## What you have to do
Report each line of the records below that uses the word "Минске".

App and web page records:
========
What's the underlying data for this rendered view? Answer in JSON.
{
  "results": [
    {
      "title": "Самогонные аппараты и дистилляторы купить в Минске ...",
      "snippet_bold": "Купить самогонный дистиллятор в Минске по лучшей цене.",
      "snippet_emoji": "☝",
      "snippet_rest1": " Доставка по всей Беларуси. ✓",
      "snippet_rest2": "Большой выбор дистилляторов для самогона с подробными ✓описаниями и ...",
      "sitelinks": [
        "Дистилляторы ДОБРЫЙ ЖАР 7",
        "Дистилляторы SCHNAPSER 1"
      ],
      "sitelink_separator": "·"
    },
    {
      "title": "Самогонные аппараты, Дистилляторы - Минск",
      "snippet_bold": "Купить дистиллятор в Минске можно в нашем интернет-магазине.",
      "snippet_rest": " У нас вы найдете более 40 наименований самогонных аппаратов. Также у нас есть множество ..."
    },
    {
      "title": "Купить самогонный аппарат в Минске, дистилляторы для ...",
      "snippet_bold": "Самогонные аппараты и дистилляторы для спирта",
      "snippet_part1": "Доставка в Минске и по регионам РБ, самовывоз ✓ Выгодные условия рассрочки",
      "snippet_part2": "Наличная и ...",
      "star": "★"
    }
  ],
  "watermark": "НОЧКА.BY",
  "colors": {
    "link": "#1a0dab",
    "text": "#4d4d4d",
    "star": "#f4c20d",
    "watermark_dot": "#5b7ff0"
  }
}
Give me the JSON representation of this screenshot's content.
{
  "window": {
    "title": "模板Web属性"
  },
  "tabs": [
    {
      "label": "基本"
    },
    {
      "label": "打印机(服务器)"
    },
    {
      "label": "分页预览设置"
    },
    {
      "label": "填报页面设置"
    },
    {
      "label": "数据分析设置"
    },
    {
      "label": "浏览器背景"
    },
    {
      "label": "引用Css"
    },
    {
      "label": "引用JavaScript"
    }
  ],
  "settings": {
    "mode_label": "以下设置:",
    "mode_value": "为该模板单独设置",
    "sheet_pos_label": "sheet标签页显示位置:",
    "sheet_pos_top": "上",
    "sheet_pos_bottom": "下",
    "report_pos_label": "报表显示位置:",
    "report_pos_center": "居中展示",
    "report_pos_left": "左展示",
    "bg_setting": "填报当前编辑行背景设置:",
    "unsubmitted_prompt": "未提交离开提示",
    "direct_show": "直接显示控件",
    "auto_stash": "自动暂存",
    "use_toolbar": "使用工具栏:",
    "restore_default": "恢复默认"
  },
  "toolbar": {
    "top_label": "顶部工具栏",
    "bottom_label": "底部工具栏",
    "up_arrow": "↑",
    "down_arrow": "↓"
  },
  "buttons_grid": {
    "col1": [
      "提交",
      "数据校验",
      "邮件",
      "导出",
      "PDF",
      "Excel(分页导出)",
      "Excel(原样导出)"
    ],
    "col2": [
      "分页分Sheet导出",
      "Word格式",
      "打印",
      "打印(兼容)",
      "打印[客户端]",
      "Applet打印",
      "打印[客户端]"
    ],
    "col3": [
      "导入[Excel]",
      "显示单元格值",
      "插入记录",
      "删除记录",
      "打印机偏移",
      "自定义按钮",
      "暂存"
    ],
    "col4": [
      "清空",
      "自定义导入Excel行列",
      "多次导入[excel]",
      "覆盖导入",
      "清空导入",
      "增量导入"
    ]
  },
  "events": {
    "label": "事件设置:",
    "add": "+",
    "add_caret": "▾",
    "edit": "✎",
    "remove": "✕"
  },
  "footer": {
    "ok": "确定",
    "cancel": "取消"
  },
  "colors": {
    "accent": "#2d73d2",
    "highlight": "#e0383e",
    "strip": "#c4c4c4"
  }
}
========
## Task answer
      "title": "Самогонные аппараты и дистилляторы купить в Минске ...",
      "snippet_bold": "Купить самогонный дистиллятор в Минске по лучшей цене.",
      "snippet_bold": "Купить дистиллятор в Минске можно в нашем интернет-магазине.",
      "title": "Купить самогонный аппарат в Минске, дистилляторы для ...",
      "snippet_part1": "Доставка в Минске и по регионам РБ, самовывоз ✓ Выгодные условия рассрочки",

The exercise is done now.